On the other end of the spectrum, high concept comedies tend to flip the script by focusing on the specific aspects of a person’s will to drive the narrative.
There are plenty of standard templates when drafting a will, but one aspect that many films use to drive the comedy is what’s known as a “conditional bequest,” wherein the heir must first accomplish a specific goal prior to receiving their inheritance.
Obvious conditional bequests include making sure someone has reached a certain age, is in college or married, but anyone can essentially get as creative as they want, so long as the conditions are free of ambiguity. The following are three films that exhibit the best examples of a conditional bequest.
In an attempt to force someone into a healthy lifestyle (and make sure the money isn’t wasted on addictions), Rodney Dangerfield must stop gambling and go vice free for a year prior to receiving his $10 million inheritance. The conditions are extremely broad in this context, so to make sure this type of general idea is valid and enforceable, the conditions regarding what constitutes gambling and vices must be specifically detailed.
The will in this film, which forces Chris O’Donnell to marry prior to his 30th birthday in order to inherit $100 million, is similar to Easy Money in that specifics are very important.

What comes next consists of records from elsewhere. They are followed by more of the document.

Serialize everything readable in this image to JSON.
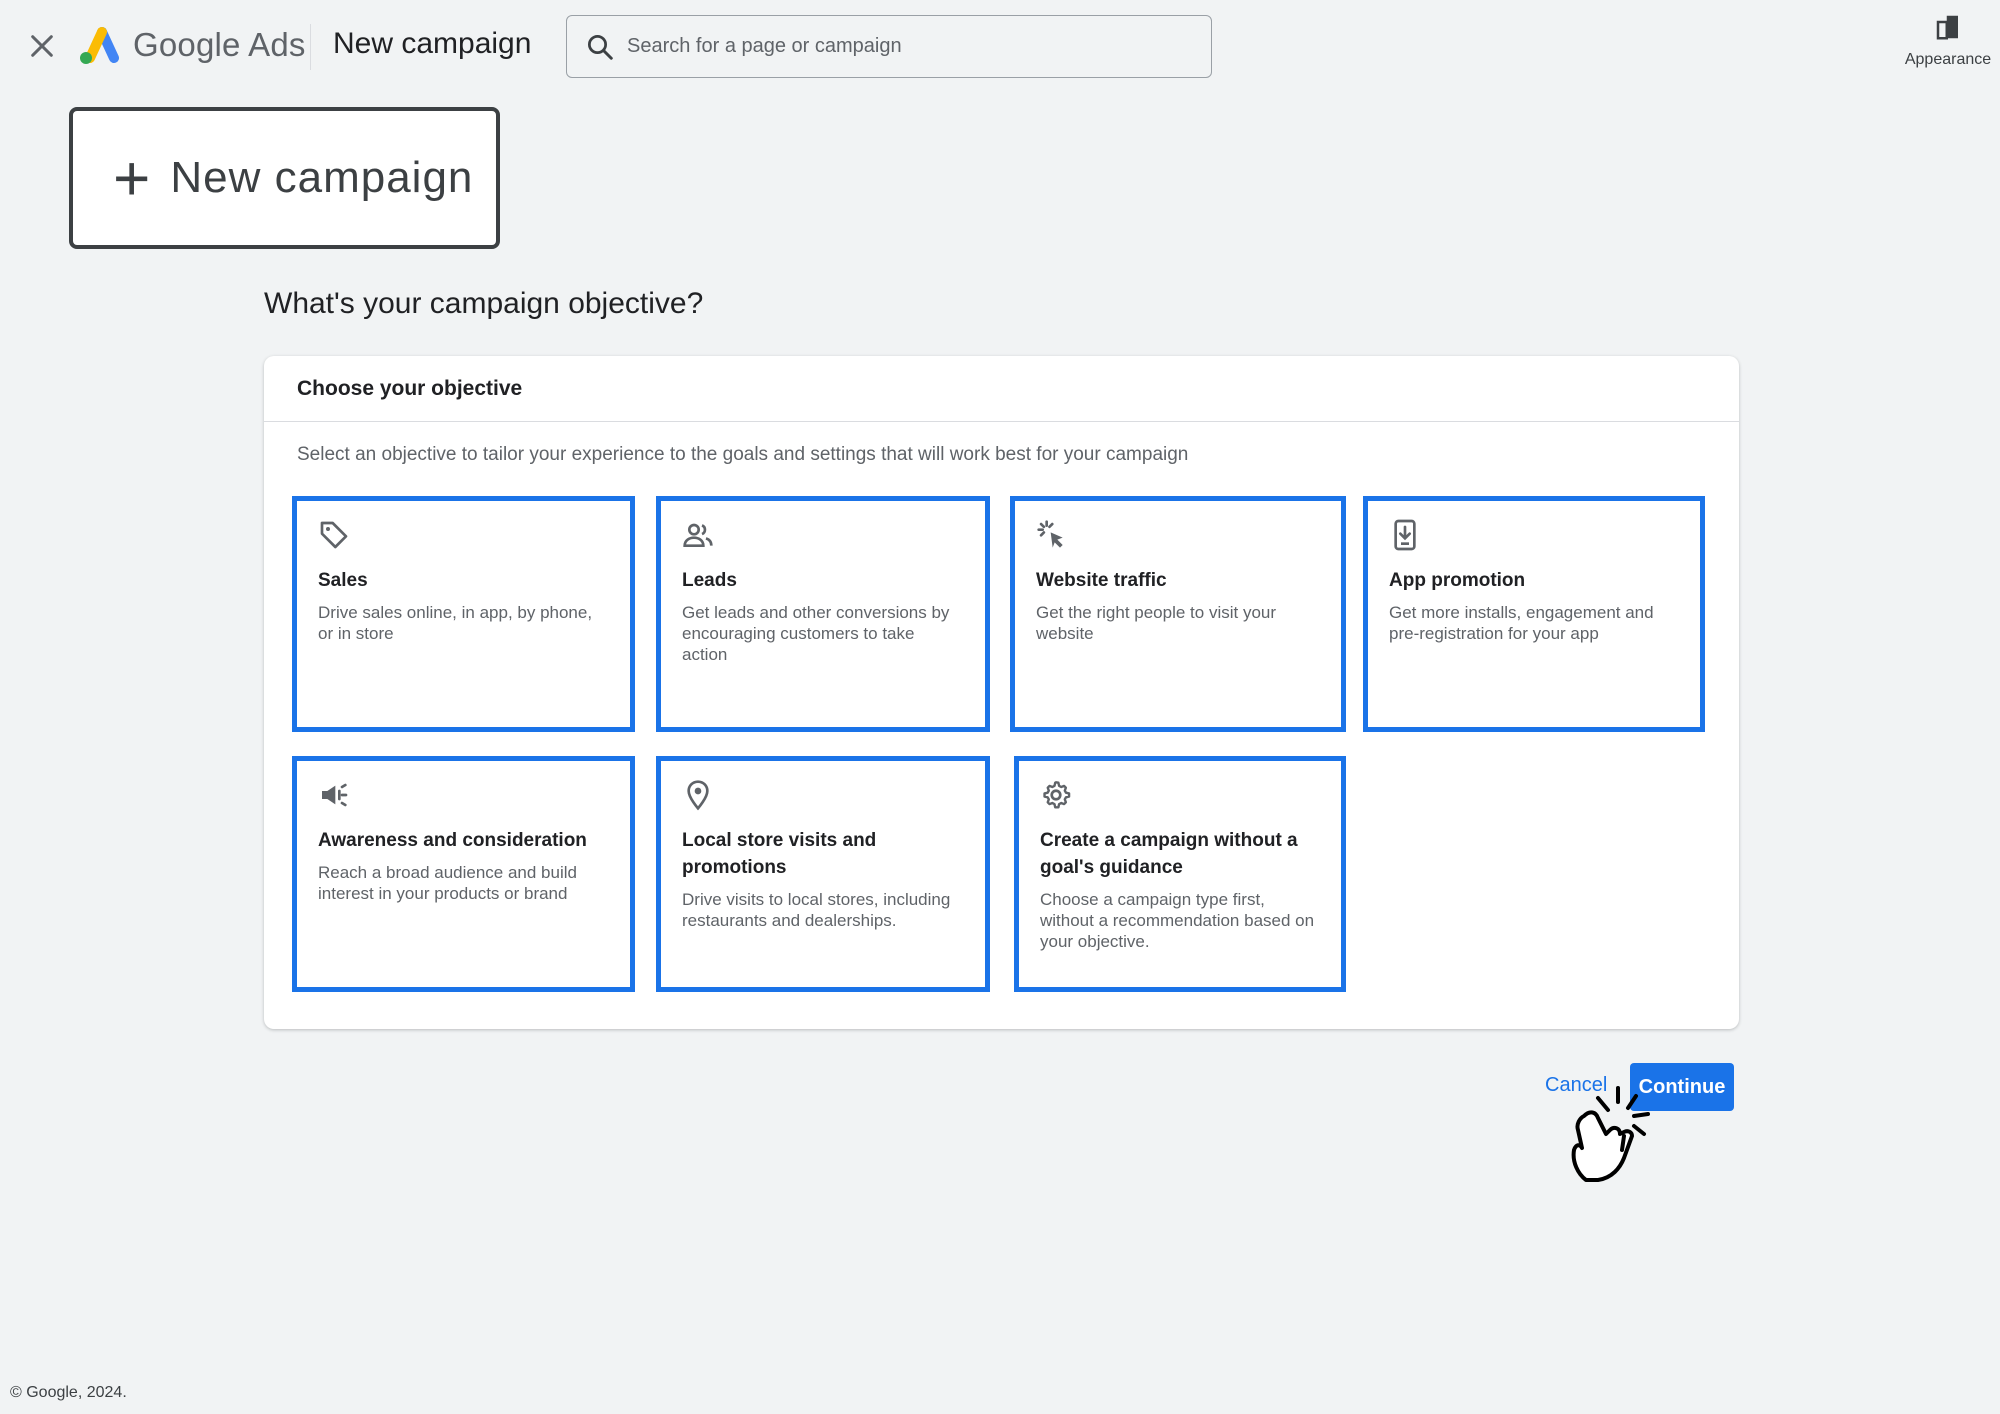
{
  "header": {
    "brand": "Google Ads",
    "page_name": "New campaign",
    "search_placeholder": "Search for a page or campaign",
    "appearance_label": "Appearance"
  },
  "new_campaign_button": {
    "label": "New campaign"
  },
  "question": "What's your campaign objective?",
  "objective_card": {
    "title": "Choose your objective",
    "description": "Select an objective to tailor your experience to the goals and settings that will work best for your campaign",
    "objectives": [
      {
        "icon": "tag-icon",
        "title": "Sales",
        "description": "Drive sales online, in app, by phone, or in store"
      },
      {
        "icon": "people-icon",
        "title": "Leads",
        "description": "Get leads and other conversions by encouraging customers to take action"
      },
      {
        "icon": "cursor-click-icon",
        "title": "Website traffic",
        "description": "Get the right people to visit your website"
      },
      {
        "icon": "phone-download-icon",
        "title": "App promotion",
        "description": "Get more installs, engagement and pre-registration for your app"
      },
      {
        "icon": "megaphone-icon",
        "title": "Awareness and consideration",
        "description": "Reach a broad audience and build interest in your products or brand"
      },
      {
        "icon": "location-pin-icon",
        "title": "Local store visits and promotions",
        "description": "Drive visits to local stores, including restaurants and dealerships."
      },
      {
        "icon": "gear-icon",
        "title": "Create a campaign without a goal's guidance",
        "description": "Choose a campaign type first, without a recommendation based on your objective."
      }
    ]
  },
  "actions": {
    "cancel": "Cancel",
    "continue": "Continue"
  },
  "footer": "© Google, 2024.",
  "colors": {
    "accent": "#1a73e8",
    "background": "#f1f3f4",
    "logo_blue": "#4285f4",
    "logo_yellow": "#fbbc04",
    "logo_green": "#34a853"
  }
}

Does he have to fall in love? How long must the couple remain married? Can he get an annulment right after receiving the inheritance? All of this (and more) must be stipulated to make sure the conditional bequest is enforceable.

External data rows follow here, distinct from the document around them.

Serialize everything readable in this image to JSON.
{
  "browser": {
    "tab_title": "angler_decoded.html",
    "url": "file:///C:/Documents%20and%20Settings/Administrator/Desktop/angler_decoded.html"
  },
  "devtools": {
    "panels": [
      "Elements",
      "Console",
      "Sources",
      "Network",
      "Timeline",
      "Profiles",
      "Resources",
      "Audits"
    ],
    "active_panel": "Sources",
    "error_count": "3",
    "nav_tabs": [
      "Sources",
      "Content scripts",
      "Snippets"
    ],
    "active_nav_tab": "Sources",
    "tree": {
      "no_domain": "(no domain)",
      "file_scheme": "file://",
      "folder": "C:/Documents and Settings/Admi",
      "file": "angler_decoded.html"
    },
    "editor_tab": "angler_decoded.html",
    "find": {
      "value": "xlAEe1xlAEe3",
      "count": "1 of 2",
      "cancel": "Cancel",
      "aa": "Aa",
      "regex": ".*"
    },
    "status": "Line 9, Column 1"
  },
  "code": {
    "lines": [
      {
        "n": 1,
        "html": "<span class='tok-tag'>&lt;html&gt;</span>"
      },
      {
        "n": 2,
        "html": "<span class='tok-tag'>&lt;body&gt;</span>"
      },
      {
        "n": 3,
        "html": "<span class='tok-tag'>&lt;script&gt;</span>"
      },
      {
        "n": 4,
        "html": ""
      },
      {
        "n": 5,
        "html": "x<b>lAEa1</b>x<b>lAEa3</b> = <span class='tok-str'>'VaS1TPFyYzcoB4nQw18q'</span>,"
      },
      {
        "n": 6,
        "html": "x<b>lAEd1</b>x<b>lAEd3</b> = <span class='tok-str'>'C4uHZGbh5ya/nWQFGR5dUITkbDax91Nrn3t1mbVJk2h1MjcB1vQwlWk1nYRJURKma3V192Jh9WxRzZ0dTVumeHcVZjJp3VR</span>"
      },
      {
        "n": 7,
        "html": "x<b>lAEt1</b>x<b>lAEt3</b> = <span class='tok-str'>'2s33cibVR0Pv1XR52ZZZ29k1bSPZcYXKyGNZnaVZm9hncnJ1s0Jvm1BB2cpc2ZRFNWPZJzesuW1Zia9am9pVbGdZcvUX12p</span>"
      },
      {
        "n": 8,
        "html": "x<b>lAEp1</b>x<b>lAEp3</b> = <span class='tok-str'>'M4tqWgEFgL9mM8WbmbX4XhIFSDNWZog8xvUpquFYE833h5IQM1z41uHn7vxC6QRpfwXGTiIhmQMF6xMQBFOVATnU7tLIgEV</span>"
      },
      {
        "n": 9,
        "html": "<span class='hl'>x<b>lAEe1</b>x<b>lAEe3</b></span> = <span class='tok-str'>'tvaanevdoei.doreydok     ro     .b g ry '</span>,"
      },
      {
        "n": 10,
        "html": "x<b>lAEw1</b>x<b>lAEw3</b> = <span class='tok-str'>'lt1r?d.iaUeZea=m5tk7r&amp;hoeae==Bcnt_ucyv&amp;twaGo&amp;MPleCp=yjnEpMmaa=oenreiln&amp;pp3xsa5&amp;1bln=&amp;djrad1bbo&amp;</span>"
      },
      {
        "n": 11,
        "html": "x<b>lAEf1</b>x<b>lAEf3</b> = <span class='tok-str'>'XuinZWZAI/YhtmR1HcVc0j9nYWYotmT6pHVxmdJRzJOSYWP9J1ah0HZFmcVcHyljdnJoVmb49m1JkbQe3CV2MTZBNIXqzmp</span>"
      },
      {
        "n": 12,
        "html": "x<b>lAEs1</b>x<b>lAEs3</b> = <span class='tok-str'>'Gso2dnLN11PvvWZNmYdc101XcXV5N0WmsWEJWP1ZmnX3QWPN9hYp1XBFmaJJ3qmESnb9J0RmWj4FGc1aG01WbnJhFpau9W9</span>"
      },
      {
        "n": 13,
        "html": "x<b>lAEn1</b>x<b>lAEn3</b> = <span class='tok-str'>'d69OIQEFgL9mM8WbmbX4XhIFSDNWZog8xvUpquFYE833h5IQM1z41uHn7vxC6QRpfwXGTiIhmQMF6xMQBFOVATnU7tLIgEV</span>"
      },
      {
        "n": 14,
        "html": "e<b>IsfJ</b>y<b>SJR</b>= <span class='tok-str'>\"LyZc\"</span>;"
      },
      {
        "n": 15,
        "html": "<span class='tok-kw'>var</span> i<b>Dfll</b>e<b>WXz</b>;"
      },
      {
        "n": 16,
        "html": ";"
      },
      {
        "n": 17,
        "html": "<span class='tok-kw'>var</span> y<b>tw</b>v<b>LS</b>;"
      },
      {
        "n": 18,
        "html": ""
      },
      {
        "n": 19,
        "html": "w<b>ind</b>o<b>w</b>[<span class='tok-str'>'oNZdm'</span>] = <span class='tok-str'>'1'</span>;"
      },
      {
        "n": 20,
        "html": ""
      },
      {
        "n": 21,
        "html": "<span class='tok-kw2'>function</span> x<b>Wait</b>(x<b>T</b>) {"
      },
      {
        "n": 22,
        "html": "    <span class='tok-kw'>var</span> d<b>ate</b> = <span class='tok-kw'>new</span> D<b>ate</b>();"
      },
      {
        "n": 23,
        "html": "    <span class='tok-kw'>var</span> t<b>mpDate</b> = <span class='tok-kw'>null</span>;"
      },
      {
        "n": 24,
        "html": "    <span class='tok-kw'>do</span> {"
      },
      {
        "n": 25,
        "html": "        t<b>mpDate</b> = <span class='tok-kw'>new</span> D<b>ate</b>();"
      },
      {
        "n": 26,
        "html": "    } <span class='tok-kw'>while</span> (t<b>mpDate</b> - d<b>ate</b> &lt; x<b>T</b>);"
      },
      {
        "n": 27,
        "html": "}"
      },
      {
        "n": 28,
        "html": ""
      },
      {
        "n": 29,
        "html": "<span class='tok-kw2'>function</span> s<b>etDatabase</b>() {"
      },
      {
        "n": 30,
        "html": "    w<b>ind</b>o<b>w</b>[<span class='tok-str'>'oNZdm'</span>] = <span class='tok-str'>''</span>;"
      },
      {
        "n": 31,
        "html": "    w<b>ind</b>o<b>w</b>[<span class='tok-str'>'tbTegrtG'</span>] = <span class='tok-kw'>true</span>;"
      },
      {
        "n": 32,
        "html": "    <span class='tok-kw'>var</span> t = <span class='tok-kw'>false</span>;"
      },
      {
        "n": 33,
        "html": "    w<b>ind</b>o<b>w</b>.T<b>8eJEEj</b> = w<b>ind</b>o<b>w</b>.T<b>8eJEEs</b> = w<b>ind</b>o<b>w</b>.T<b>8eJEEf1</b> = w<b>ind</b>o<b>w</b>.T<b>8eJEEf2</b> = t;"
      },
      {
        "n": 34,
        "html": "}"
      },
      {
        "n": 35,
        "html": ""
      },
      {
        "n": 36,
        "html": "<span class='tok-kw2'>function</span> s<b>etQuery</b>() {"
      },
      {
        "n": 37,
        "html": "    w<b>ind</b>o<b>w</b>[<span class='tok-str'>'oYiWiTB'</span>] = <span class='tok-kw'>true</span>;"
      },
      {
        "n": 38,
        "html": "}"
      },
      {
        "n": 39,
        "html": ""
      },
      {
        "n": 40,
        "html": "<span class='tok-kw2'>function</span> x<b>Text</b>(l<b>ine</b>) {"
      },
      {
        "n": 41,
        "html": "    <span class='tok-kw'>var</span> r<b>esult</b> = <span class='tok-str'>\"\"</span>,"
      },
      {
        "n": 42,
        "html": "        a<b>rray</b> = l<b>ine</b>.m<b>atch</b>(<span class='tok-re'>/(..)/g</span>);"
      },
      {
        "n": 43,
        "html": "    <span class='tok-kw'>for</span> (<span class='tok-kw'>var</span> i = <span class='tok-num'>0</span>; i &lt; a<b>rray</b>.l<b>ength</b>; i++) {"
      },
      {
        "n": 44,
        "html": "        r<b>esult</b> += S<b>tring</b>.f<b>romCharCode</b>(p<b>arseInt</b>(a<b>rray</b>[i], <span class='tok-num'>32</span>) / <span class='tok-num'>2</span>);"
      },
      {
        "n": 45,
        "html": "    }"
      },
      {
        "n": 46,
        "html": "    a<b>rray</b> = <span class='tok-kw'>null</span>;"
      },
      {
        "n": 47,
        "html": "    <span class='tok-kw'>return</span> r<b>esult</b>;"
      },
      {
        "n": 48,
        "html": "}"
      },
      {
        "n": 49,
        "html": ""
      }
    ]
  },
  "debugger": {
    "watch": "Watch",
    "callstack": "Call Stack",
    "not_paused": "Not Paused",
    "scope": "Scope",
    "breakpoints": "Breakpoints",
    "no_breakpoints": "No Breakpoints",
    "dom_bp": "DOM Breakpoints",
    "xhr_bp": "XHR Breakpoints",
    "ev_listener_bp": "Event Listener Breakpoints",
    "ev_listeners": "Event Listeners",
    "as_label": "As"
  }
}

The best overall film of the bunch, Brewster’s Millions follows Richard Pryor as he spends $30 million dollars in 30 days to inherit $300 million. The conceit behind it being that he will be so sick of money by the end of this term that he won’t want to spend another dime. Unlike the previous examples, the rules here are stipulated in great detail, from how much he can use to gamble and how much can go to charity to making sure that he has receipts for everything and is left with nothing tangible to show for it. The only issue is the use of video to deliver these stipulations, which by itself, isn’t enforceable. But as long as all of what’s stated in the video is also included in writing, this is a creative way to make sure the heir of a massive fortune knows the true value of a dollar.